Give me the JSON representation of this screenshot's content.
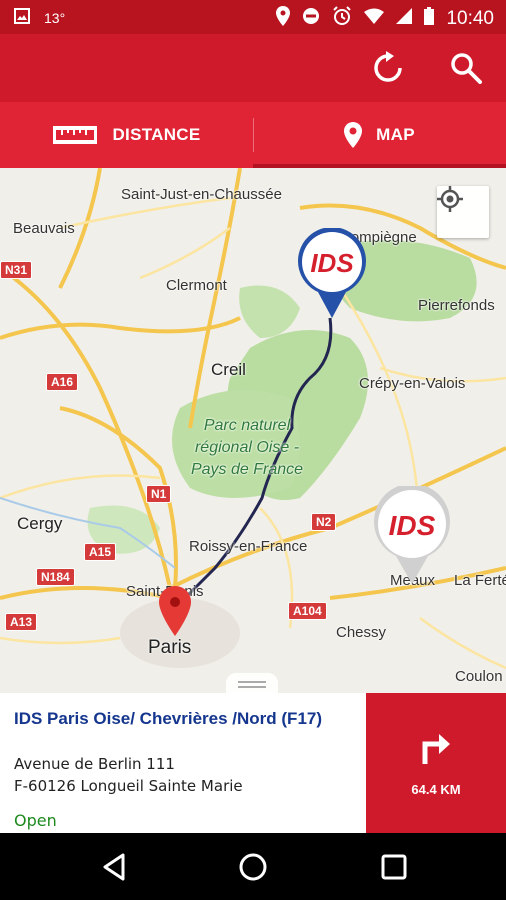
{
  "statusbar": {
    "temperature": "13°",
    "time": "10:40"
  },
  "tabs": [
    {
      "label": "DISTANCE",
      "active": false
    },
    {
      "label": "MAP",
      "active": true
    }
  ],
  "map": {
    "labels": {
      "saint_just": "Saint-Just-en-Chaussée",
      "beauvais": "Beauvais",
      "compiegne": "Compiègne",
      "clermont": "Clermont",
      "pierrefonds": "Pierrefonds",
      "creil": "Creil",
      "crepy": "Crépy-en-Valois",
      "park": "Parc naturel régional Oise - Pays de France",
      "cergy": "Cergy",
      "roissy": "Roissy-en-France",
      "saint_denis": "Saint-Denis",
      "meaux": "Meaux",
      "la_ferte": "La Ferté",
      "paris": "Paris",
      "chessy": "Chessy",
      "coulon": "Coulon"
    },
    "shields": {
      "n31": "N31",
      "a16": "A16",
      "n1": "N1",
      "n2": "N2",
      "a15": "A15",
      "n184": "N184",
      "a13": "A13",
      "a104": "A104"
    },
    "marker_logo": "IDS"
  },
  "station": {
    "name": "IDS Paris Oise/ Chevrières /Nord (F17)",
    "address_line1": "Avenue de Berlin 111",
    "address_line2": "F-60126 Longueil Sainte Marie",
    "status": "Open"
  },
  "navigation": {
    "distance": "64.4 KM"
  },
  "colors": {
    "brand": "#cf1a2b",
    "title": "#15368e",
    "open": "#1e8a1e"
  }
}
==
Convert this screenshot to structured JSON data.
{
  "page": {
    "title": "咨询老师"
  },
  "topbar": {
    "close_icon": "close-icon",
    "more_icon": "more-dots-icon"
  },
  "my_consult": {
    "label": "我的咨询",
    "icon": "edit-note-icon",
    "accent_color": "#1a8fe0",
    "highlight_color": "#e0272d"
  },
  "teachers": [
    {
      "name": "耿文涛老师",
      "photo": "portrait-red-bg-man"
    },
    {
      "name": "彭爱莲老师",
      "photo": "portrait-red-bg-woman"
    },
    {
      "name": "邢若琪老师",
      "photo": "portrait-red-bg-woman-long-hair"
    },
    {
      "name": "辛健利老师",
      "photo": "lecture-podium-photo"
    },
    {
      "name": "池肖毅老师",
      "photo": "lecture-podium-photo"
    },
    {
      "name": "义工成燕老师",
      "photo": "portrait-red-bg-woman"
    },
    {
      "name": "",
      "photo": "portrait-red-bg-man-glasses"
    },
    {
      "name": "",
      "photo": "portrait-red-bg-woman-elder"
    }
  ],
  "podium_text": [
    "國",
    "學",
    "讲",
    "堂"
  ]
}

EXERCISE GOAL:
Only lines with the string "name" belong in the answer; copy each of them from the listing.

ANSWER SECTION:
    "name": "IDS Paris Oise/ Chevrières /Nord (F17)",
      "name": "耿文涛老师",
      "name": "彭爱莲老师",
      "name": "邢若琪老师",
      "name": "辛健利老师",
      "name": "池肖毅老师",
      "name": "义工成燕老师",
      "name": "",
      "name": "",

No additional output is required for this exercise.